Oil outlook: Arab Opec producers see prices above $70 by end-2015

Analysts have warned that Britain's equity markets will struggle to grow in the medium term as oil prices continue to take a tumble.

US WTI crude fell to April 2009 lows, reaching $49.32/bbl at one point during the session, while the Brent futures contract edged towards $52.28/bbl.

The FTSE 100 index is currently trading over 1% lower, reaching 6,351.14p as of 0904 GMT and down over 5% year-on-year.

"Markets have started the year nervously and trends that were emerging at the end of 2014 are continuing into 2015," said Angus Campbell, senior analyst at FxPro.

"Crude oil and the euro are heading lower, the dollar is heading higher and meanwhile indices are struggling to decide what direction they should be heading in. For now the dollar rally is just being kept in check but indices are still suffering somewhat from the bearish tone in crude oil.

"As long as crude prices continue to head lower, indices such as the FTSE 100 will struggle to achieve any upside momentum given their large weightings in the energy sectors."

The Brent futures and WTI contracts have plummeted over the last few months by around 50%.

In stark contrast to current figures, back in 2013 and 2012 oil prices averaged $100/bbl.

"The WTI crude steps below $50/bbl for the first time since April 2009 as global growth concerns mount and the oil exporters' fight for market share intensifies," said Peter Rosenstreich, head of market strategy at Ipek.
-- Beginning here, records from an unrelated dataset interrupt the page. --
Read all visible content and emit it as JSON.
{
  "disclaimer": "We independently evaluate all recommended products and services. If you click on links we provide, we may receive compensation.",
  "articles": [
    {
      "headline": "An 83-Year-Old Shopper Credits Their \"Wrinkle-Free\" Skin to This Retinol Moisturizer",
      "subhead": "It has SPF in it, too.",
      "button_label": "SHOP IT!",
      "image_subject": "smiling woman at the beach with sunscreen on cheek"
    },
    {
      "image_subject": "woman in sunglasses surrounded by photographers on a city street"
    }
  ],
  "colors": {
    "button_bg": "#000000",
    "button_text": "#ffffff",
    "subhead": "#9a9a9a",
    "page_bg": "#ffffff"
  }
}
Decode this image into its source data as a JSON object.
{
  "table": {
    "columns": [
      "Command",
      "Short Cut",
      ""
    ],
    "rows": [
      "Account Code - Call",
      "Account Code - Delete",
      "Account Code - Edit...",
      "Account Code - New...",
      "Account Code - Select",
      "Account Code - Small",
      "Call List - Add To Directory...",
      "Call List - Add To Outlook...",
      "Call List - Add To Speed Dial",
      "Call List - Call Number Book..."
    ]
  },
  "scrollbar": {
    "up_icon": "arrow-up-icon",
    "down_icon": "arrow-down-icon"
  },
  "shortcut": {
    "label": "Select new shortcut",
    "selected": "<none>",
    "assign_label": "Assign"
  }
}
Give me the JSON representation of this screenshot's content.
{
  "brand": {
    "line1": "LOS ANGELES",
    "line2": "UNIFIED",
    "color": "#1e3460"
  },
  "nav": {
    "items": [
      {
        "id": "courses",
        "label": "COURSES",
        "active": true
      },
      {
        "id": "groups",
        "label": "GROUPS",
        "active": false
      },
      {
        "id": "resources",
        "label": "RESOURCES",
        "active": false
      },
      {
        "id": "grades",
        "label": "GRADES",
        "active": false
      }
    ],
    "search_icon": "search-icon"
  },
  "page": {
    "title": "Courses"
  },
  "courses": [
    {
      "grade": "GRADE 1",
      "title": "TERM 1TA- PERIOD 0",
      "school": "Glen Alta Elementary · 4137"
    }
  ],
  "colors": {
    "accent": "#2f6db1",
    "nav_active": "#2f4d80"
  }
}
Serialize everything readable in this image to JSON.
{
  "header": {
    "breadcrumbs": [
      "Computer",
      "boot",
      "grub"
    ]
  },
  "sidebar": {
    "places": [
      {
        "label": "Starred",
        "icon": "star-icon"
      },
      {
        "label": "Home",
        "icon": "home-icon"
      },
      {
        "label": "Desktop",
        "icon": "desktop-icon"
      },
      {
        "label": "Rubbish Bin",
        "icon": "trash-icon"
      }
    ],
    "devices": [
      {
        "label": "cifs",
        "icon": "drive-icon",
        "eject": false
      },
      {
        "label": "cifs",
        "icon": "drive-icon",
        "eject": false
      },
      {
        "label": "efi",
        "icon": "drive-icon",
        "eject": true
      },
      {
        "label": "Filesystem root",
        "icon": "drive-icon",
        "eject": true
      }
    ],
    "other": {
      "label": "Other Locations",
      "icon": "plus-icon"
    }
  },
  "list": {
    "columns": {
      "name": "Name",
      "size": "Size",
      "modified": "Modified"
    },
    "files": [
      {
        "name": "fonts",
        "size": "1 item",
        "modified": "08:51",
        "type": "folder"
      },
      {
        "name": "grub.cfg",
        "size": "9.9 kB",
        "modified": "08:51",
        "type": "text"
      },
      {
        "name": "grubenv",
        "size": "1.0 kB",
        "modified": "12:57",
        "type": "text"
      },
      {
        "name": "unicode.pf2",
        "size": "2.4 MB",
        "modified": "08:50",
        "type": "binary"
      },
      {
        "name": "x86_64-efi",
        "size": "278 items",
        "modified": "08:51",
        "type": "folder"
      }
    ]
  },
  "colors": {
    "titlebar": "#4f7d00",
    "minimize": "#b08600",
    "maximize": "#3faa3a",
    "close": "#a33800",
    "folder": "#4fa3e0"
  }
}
Meanwhile, analysts at the Australia and New Zealand Banking Group said in a research note that "this is great news for motorists, but it presents a headache for policy makers, with the Fed keen to get their policy settings back to something more normal, and Europe keen to avoid a deflationary spiral".